Scientific name: Polygonum persicaria, Polygonum hydropiper, Polygonum spp.
Abundance: common
What: young leaves, seeds
How: raw, boiled, or steamed
Where: along shores; in still, shallow water; or other moist areas; sunny or shaded
When: spring, summer, fall
Nutritional Value: antioxidants
Dangers: Thoroughly wash or cook this plant to kill any dangerous aquatic microbes

Medicinal Summary:
Leaves - capsicum antifungal; increases blood circulation, soothes muscle and nerve pain (tincture, infused vinegar, liniment, salve)

Leaf Arrangement: Alternate; leaves arranged one at a time along the stem with no opposite pair.

Leaf Shape: Elliptic to lanceolate; elongated with pointed tips and rounded bases, typically 1-4 inches long and 1/2-1 inch wide.

Leaf Venation: Pinnate; veins branching off a central midvein, resembling a bird's wing feathers.

Leaf Margin: Entire; smooth and unbroken edges.

Leaf Color: Bright green, sometimes with a reddish tinge on the undersides or along the veins.

Flower Structure: Tiny flowers clustered in very noticeable, dense spikes at stem and branch tips. Each flower has four petals and six stamens, but each flower is only about 1/16" across.

Flower Color: Flowers, when present, are white.

Fruit: A small, dry achene enclosed within the persistent tepals. Achenes are roughly triangular and about 1/16 inch wide.

Seed: Single seed per achene, small and brown.

Stem: Erect and slender, typically growing 6-24 inches tall. Stems are hollow and often reddish or tinged with purple.

Hairs: Sparse to absent; fine hairs may be present on young stems and leaves, but generally smooth to the touch.

Height: 6-24 inches.

Smartweed thickets


The leaves of smartweeds alternate and the base of the leaves wrap around the stem.

Another type of smartweed with white flowers.

Close-up of smartweed flower stalk.

Texas distribution, attributed to U. S. Department of Agriculture. The marked counties are SmartweedTX

North American distribution, attributed to U. S. Department of Agriculture.

Found in thick clusters along river, stream, ponds and other moist areas, Smart weeds are a common sight throughout spring, summer, and fall. There unique flower stalks with tiny white flowers make them easy to spot even from a distance. They are related to Lady's Thumb (Polygonum persicaria) which is found in similar setting but has pink flowers.

Smartweeds are have a very hot peppery flavor and it only takes a few to spice up a dish. However, the flavor isn't released immediately but shows up after a little chewing. The flavor doesn't withstand cooking very well and is better used as a seasoning added just before eating.

Buy my book! Outdoor Adventure Guides Foraging covers 70 of North America's tastiest and easy to find wild edibles shown with the same big pictures as here on the Foraging Texas website.

Privacy & Amazon Paid Promotion Statement

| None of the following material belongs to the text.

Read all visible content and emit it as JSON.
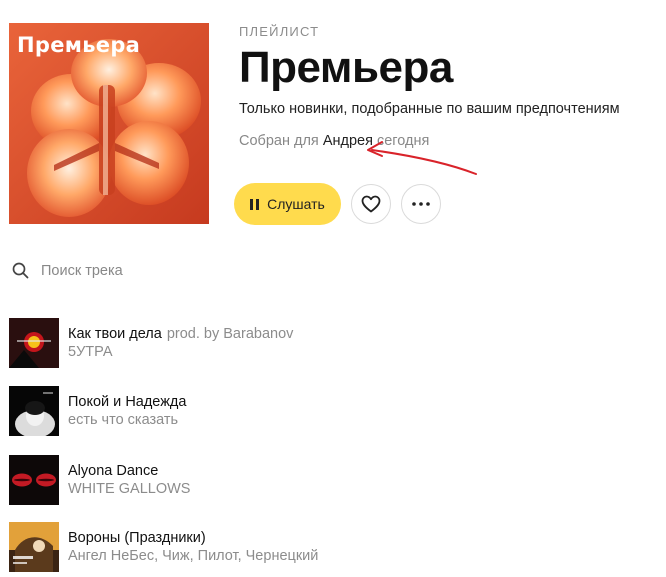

I use third-party advertising companies to serve ads when you visit this website. These companies may use information (not including your name, address, email address, or telephone number) about your visits to this and other websites in order to provide advertisements about goods and services of interest to you. If you would like more information about this practice and to know your choices about not having this information used by these companies, click here.

I participate in the Amazon Services LLC Associates Program, an affiliate advertising program designed to provide a means for me to earn fees by linking to and affiliated sites. The prices you pay for the item isn't affected, my sales commission comes out of Amazon's pocket.

*These statements have not been evaluated by the Food and Drug Administration. This product is not intended to diagnose, treat, cure, or prevent any disease.